On Saturday I walked into town with my hair in the type of high ponytail that swings back and forth when you walk. I was carrying The Curious Incident of the Dog in the Nighttime which is a book I bought a long time ago, never read, and left in Canada. I bought another copy of it in a messy bookshop in Glasgow because it was £1 and hardcover and because I really wanted to read it.
The weather was hot and sticky; I probably felt more hot and sticky than I should have because I was walking fast. Even when I tell myself to slow down, even when I have no place to be, it is an ingrained habit of mine to rush places.
I’ve been walking more than usual lately. I tell myself it’s because the weather’s nice or because I want the exercise but I know there’s another hidden reason: I am chasing a feeling. The feeling itself isn’t easy to describe. It’s partly the feeling of being part of something – part of the throngs of people enjoying the city, sitting on park benches, shopping, drinking, doing something that doesn’t involve being inside. It’s also partly the feeling of being in Europe, being young, being in love, being carefree – all during the summer, a time that is captured so effortlessly in love songs, and polaroid pictures, and chapters in stories, and even in my own memory.
I romanticize summer the same way I romanticize train rides and New York. Summer to me is gardens with fairy lights or feeling tipsy on a restaurant terrace or watching the sunset while lying on a rooftop in Paris, which is something I’ve never done. It is also late night drives and white curtains fluttering through an open window, gingham blankets and wicker chairs. And it is pretty dresses, fields of green, bike rides in the countryside, and youth.

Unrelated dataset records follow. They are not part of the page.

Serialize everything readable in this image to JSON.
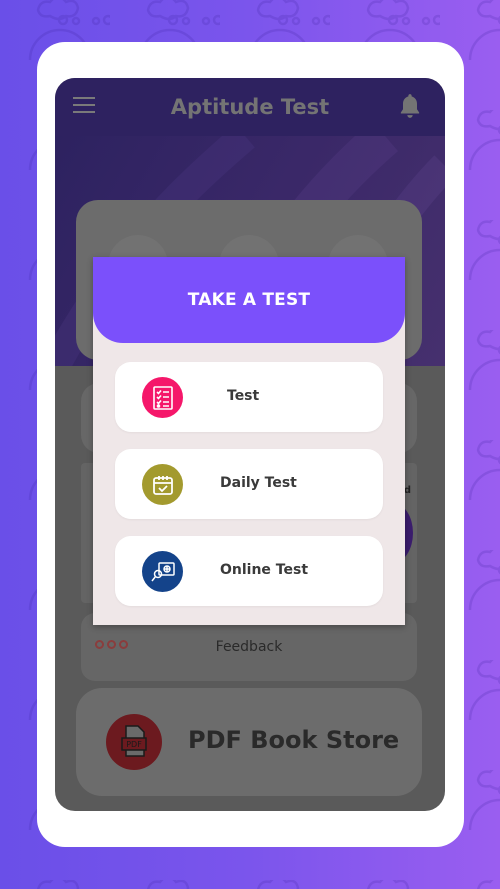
{
  "app": {
    "title": "Aptitude Test"
  },
  "dialog": {
    "title": "TAKE A TEST",
    "options": [
      {
        "label": "Test",
        "icon": "checklist-icon",
        "color": "#f5176a"
      },
      {
        "label": "Daily Test",
        "icon": "calendar-check-icon",
        "color": "#a39a2e"
      },
      {
        "label": "Online Test",
        "icon": "online-exam-icon",
        "color": "#14438a"
      }
    ]
  },
  "background_cards": {
    "feedback_label": "Feedback",
    "pdf_store_label": "PDF Book Store",
    "partial_letter": "d"
  },
  "colors": {
    "accent": "#7b50fb",
    "appbar": "#2e2260",
    "dialog_bg": "#efe7e8"
  }
}
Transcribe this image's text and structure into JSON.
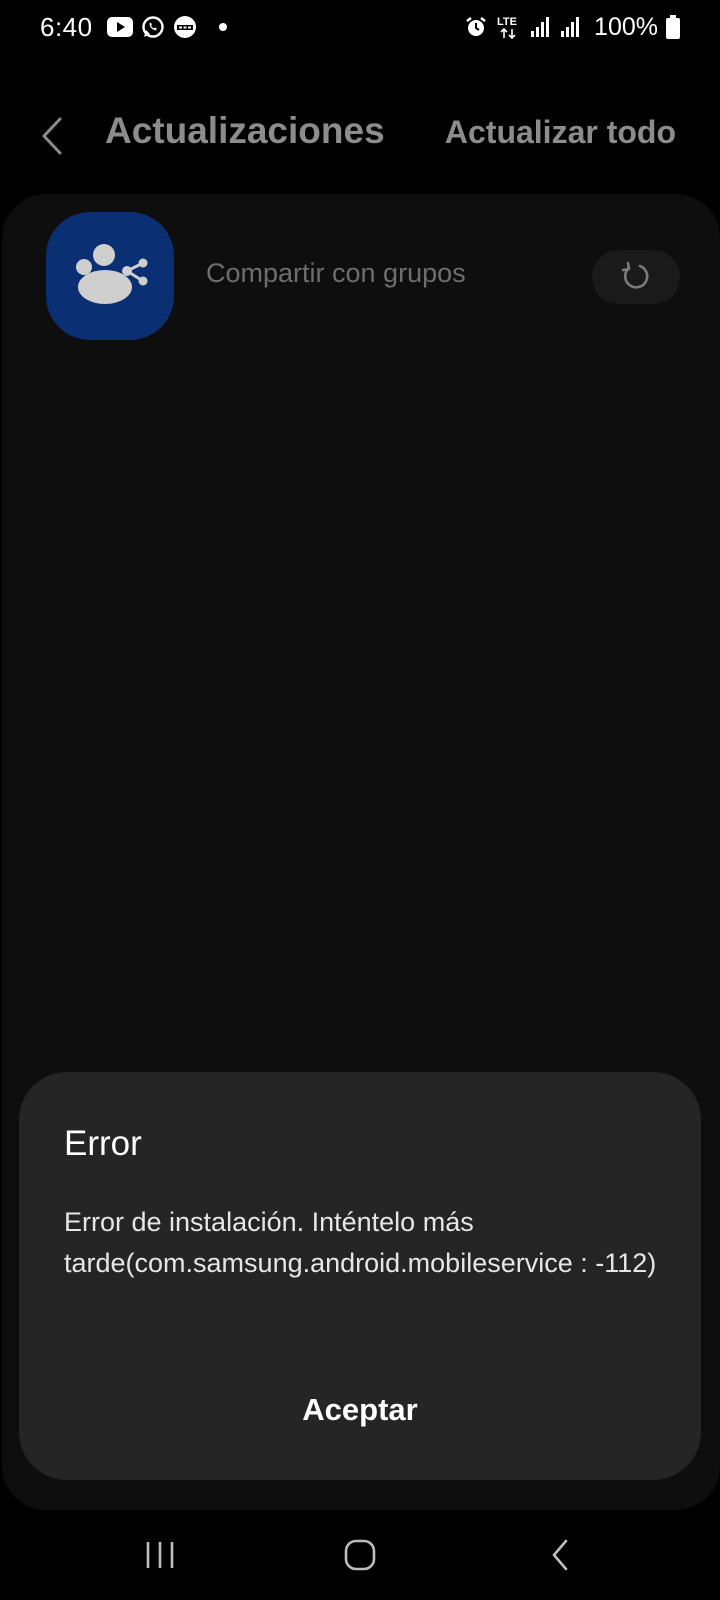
{
  "status_bar": {
    "time": "6:40",
    "battery": "100%",
    "network": "LTE",
    "icons": [
      "youtube-icon",
      "whatsapp-icon",
      "365-icon",
      "notification-dot-icon",
      "alarm-icon",
      "lte-icon",
      "signal-icon",
      "signal-icon",
      "battery-icon"
    ]
  },
  "app_bar": {
    "title": "Actualizaciones",
    "action": "Actualizar todo"
  },
  "updates": [
    {
      "name": "Compartir con grupos",
      "icon": "share-with-groups-icon",
      "action_icon": "retry-icon"
    }
  ],
  "dialog": {
    "title": "Error",
    "message": "Error de instalación. Inténtelo más tarde(com.samsung.android.mobileservice : -112)",
    "button": "Aceptar"
  },
  "nav_bar": {
    "icons": [
      "recent-apps-icon",
      "home-icon",
      "back-icon"
    ]
  },
  "colors": {
    "background": "#000000",
    "card": "#0e0e0e",
    "dialog": "#252525",
    "dim_text": "#8c8c8c",
    "app_icon_bg": "#0b2f73"
  }
}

Romanticized summer always feels like long stretches of time; the type of endlessness you feel when you take a nap in some shady corner only to open your eyes feeling like 200 years have passed. The long drawn out days, doing nothing but reading and sipping lemonade, give off the impression that summer will last forever and that’s what the childlike part in you wants to believe. But deep down you know that summer will end because all things eventually end – and that’s what makes summer, and twilight, and being young so precious.
Perfect summers don’t exist in real life like they do in the movies. Usually it rains too much, all the patios are full, plans get cancelled, the strawberries aren’t as sweet as they look, you get too many mosquito bites, and everybody is having summer romances except for you. But all the same, I know the feeling that I’m trying to recreate because I look back at every summer I’ve ever experienced and there it is: etched in the velvety glow of street lamps at dusk, lingering in the fading smoke of the campfire, bathed in the sweetness of first kisses, bottles of rosé, open doors, and yellow flowers.